◆ Data in this exercise:
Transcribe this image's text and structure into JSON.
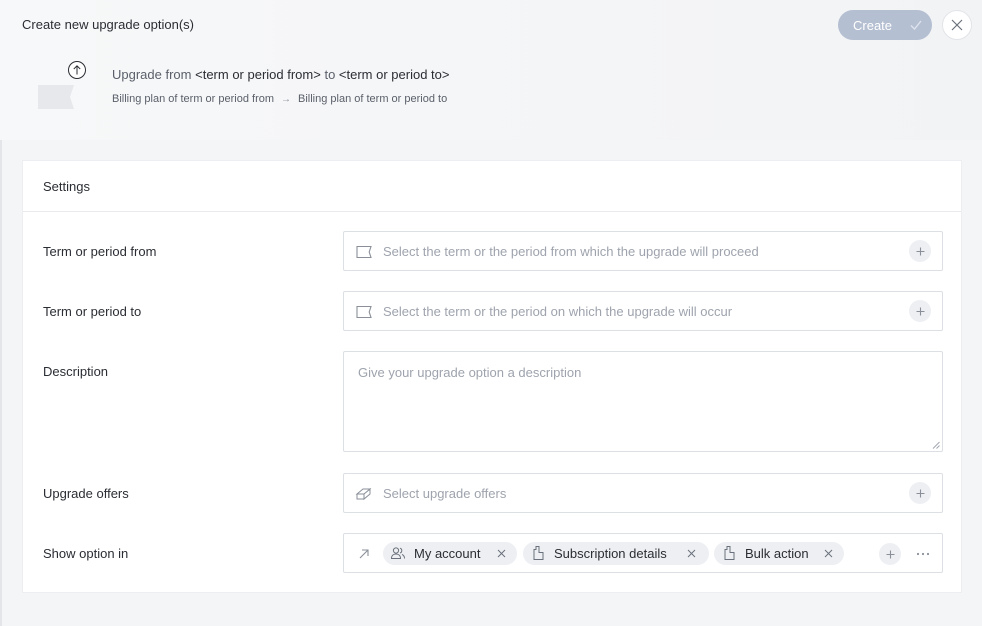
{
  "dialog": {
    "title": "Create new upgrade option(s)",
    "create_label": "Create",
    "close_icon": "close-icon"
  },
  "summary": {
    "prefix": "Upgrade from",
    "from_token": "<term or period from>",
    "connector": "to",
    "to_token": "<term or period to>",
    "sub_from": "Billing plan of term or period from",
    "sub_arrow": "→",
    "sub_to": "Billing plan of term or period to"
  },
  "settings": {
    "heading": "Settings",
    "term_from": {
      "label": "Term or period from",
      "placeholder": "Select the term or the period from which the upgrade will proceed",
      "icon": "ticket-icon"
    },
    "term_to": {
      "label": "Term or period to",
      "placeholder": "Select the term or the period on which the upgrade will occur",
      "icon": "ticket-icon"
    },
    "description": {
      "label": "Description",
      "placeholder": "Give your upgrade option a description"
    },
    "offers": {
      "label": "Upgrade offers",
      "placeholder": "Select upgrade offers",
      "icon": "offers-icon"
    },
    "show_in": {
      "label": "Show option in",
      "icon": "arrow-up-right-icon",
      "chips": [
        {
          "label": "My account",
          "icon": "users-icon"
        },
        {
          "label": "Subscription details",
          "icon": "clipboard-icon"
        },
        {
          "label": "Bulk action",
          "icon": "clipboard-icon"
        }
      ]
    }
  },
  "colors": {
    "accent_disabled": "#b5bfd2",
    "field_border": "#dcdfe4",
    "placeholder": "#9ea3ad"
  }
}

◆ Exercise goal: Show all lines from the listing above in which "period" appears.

◆ Expected answer:
    "from_token": "<term or period from>",
    "to_token": "<term or period to>",
    "sub_from": "Billing plan of term or period from",
    "sub_to": "Billing plan of term or period to"
      "label": "Term or period from",
      "placeholder": "Select the term or the period from which the upgrade will proceed",
      "label": "Term or period to",
      "placeholder": "Select the term or the period on which the upgrade will occur",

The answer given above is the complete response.